A man claiming to be the neighbor of Supreme Court Associate Justice Amy Coney Barrett had a simple message for the protesters gathered in front of her home Friday.
Daily Signal news producer Douglas Blair asked the man about his view on the protests in front of Barrett’s home in response to the leaked draft of the Supreme Court majority opinion reportedly slated to overturn Roe v. Wade.
“It’s none of their business, why are they here?” he said. “They have the right to protest but not in front of someone’s house. They live here, this is where she lives.”
“They shouldn’t be doing this. Go home and get a family,” he responded when asked if he had a message for the protesters.
Ruth Sent Us, a left-wing group strongly advocating for abortion, released the addresses of the six conservative justices after Politico obtained and released the alleged draft opinion May 2. Pro-abortion protesters then formed demonstrations in front of the justices’ homes, including Justice Samuel Alito, who authored the majority opinion draft. (RELATED: Pence Sounds Off On Abortion Activists’ Plans To Protest Mother’s Day Church Services)
Demonstrators have also protested at the homes of Associate Justice Brett Kavanaugh and Chief Justice John Roberts. A group of people showed up to Barrett’s home wearing red robes white bonnets in reference to “The Handmaid’s Tale,” a dystopian novel written by Margaret Atwood about an overbearing patriarchal society, Newsweek reported.
“The right to your own body — to do what you want with your own body — is the most personal freedom you can have,” one protesters said, according to Newsweek. “It should be self-evident that it’s wrong to force women to go through with an unwanted pregnancy.”
A White House reporter pressed White House press secretary Jen Psaki at a Monday briefing about a federal statute outlawing protesters from attempting to influence the opinion of a court judge or justice by forming protests outside of their private residences.

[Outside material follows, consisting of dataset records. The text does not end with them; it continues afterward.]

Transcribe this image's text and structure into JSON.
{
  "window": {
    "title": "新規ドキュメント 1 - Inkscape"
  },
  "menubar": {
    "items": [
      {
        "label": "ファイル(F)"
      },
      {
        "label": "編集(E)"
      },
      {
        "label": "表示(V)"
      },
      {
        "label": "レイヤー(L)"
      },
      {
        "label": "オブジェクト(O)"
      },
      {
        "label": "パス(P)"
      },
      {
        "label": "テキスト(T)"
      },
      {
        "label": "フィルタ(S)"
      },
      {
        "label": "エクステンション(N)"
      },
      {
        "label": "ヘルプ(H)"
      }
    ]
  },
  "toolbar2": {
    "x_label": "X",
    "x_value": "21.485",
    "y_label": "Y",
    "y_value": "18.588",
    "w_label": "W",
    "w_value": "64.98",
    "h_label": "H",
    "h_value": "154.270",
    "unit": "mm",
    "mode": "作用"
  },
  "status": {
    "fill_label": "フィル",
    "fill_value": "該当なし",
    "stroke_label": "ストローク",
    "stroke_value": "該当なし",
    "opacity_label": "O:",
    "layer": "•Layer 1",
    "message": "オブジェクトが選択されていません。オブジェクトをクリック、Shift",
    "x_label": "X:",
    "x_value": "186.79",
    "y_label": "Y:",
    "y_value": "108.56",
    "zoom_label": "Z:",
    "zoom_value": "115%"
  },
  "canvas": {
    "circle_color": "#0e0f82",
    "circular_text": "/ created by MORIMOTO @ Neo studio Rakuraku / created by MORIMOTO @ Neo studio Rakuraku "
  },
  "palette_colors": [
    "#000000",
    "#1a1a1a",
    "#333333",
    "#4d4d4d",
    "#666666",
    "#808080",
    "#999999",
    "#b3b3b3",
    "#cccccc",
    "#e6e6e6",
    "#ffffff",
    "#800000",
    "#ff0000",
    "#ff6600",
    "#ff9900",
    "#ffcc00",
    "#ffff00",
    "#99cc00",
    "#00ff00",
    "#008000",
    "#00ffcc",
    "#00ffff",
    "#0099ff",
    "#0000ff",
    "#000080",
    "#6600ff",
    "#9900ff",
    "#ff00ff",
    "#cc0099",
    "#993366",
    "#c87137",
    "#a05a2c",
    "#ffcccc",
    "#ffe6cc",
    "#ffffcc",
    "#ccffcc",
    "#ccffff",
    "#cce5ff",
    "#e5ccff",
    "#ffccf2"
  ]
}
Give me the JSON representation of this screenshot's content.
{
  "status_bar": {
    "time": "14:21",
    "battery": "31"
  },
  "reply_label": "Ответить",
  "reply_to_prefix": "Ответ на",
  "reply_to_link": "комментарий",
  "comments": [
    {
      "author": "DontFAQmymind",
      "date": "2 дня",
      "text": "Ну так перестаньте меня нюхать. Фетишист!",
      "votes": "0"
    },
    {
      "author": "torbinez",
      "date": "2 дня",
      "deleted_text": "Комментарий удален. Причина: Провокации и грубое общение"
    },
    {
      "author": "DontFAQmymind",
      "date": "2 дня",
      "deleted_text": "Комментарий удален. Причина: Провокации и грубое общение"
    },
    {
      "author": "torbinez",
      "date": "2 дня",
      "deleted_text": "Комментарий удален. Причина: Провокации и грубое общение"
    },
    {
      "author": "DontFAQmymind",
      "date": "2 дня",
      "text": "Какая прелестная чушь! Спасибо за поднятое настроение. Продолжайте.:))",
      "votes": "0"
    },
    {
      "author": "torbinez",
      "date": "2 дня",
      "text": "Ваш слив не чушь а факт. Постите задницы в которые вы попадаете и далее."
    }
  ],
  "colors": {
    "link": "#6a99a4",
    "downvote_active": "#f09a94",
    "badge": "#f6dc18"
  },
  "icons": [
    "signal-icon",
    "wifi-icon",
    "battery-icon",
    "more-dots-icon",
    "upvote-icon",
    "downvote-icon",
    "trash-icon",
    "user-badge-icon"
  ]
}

The law states a decision cannot be influenced by organizing “pickets or parades near or in a building housing a court of the United States, or in or near a building or residence occupied or used by such a judge, juror, witness or court officer.”
Psaki said the White House is not encouraging anyone to break the law but continues to support the right to peaceful protest.